What is needed
Your task is to filter the entries and copy every line containing the string "Start".

[Excerpts from a dataset]
*** Begin section ***
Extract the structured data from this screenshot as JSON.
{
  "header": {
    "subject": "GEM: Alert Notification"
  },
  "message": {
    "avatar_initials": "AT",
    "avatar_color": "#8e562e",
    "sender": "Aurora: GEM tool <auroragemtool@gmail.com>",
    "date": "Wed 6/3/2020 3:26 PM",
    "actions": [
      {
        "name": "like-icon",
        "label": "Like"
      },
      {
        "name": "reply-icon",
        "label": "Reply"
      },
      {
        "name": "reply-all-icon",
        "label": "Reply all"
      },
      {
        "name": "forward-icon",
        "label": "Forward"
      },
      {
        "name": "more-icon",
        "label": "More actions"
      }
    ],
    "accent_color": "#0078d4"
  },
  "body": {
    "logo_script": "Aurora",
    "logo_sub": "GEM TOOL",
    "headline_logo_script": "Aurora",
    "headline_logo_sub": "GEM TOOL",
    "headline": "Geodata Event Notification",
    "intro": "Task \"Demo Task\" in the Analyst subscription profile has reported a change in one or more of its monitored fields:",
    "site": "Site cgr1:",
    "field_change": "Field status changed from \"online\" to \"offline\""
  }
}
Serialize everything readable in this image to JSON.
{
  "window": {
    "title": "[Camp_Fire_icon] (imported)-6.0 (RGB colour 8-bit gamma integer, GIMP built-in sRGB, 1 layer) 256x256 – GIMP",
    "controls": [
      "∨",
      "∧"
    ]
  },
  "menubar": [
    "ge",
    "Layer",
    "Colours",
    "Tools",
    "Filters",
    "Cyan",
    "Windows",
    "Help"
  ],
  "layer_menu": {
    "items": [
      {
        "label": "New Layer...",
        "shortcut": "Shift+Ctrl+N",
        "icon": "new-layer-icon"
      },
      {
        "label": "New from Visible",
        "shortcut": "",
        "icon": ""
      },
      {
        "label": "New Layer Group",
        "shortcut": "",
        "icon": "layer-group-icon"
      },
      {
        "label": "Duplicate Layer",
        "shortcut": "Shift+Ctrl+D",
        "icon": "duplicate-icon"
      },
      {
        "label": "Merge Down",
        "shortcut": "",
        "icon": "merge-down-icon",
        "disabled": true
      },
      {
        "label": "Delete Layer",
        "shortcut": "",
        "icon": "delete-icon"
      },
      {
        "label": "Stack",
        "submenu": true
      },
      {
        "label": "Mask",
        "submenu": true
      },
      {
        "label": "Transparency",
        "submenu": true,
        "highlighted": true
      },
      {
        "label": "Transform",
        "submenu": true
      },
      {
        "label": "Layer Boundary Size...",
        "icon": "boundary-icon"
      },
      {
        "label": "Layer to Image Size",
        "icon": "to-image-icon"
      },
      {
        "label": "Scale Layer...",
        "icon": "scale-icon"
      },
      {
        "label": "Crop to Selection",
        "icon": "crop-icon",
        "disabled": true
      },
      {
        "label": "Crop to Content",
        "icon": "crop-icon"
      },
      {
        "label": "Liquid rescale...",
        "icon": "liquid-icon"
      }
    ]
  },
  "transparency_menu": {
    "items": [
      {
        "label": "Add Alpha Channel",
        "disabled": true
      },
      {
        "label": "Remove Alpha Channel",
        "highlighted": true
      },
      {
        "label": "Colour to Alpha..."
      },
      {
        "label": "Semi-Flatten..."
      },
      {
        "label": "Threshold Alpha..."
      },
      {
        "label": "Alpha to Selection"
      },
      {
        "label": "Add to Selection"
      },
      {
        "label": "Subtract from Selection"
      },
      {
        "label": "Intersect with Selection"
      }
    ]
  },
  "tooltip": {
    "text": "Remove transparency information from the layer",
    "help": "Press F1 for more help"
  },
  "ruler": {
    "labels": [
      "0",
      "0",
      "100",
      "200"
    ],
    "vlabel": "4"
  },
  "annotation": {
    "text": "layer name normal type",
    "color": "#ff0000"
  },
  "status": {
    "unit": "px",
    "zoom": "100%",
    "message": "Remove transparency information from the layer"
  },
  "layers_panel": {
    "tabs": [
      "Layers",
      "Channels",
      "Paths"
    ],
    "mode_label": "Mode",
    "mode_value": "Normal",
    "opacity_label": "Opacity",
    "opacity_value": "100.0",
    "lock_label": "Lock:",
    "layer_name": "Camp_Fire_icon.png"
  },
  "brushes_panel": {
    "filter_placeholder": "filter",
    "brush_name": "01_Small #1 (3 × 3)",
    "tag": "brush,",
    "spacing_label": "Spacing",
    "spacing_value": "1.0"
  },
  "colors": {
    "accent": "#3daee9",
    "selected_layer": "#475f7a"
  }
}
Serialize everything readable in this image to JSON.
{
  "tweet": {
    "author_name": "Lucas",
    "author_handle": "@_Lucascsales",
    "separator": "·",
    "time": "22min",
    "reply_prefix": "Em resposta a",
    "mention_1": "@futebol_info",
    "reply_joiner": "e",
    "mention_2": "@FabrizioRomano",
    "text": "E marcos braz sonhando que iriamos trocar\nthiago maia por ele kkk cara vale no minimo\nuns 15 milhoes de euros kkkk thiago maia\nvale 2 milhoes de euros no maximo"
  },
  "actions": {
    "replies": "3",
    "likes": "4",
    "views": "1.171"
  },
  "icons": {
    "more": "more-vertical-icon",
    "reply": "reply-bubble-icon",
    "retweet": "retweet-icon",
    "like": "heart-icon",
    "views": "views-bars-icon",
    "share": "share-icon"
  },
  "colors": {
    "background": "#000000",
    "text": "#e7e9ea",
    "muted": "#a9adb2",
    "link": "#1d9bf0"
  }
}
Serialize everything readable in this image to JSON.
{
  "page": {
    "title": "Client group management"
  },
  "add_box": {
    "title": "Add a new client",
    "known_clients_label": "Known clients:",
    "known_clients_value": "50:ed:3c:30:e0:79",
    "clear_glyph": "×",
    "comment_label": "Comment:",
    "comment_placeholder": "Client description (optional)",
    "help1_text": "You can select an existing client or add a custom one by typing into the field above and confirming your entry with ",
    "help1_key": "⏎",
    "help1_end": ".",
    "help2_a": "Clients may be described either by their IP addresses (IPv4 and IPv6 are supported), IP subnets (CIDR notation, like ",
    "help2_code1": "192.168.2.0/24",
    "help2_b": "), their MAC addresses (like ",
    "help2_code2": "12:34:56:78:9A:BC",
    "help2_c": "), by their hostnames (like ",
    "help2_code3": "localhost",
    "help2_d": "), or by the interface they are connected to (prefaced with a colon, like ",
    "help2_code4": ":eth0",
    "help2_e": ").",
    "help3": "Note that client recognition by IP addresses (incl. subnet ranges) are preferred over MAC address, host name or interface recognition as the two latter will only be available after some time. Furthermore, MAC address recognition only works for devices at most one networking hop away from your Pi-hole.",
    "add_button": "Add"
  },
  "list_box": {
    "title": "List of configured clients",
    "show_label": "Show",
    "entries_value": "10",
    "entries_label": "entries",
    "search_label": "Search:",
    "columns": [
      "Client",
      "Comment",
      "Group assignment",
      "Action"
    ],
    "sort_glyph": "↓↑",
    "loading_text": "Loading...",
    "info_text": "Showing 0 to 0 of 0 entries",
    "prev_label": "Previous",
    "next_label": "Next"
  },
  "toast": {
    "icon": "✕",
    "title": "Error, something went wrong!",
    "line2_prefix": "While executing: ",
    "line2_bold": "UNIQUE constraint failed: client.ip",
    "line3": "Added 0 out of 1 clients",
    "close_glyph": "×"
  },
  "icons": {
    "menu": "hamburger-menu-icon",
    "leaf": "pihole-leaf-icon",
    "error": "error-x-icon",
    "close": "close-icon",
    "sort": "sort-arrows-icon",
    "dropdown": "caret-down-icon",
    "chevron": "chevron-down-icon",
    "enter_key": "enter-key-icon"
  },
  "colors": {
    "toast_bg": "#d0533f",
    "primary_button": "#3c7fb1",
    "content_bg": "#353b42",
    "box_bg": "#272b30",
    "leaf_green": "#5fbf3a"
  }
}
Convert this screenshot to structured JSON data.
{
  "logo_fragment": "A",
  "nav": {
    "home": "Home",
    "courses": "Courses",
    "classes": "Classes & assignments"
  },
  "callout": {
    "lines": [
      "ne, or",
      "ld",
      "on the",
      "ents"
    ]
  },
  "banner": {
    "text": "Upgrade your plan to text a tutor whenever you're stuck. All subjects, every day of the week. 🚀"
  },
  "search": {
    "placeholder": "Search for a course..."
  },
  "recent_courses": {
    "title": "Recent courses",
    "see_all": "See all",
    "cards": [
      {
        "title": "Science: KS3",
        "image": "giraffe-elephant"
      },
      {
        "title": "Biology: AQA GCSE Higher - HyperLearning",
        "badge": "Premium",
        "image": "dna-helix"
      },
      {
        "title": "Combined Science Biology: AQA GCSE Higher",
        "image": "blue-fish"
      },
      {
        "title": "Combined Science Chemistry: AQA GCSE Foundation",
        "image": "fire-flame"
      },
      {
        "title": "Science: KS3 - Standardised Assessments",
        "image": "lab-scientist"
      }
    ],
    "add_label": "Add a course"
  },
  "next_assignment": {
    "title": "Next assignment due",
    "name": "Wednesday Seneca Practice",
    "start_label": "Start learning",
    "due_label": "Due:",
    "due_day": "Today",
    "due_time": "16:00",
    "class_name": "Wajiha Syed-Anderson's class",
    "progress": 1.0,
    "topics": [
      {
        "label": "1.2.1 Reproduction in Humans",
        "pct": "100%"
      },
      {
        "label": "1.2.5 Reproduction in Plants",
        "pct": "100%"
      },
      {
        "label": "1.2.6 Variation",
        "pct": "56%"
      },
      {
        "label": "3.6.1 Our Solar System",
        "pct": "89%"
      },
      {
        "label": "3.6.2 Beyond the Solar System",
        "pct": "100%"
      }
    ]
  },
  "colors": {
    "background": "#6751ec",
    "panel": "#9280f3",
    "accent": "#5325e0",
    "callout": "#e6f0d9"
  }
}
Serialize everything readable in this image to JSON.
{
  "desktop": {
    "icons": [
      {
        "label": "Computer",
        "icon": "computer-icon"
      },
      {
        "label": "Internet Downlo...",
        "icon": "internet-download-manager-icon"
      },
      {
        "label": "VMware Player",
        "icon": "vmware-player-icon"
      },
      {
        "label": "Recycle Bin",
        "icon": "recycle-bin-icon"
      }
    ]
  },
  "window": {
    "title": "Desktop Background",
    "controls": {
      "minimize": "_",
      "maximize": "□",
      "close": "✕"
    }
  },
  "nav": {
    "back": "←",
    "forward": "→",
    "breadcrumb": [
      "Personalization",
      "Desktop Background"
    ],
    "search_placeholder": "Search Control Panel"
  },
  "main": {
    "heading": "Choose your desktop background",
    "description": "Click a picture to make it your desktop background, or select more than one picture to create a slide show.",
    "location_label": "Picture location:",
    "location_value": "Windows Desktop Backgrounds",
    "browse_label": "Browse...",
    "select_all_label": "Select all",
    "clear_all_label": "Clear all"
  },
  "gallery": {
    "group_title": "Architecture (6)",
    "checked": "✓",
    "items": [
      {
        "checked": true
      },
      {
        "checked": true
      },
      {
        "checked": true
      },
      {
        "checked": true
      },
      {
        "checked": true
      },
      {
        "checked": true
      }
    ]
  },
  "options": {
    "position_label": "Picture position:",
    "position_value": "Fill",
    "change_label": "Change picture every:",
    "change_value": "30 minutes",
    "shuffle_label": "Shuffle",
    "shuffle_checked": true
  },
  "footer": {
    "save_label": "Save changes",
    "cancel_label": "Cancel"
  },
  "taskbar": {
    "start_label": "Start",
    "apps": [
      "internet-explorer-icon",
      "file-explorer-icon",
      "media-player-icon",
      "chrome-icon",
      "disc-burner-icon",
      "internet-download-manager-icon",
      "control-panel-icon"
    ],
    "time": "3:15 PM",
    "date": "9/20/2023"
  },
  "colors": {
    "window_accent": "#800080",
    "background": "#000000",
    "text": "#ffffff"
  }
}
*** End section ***
Exercise answer
    "start_label": "Start learning",
    "start_label": "Start",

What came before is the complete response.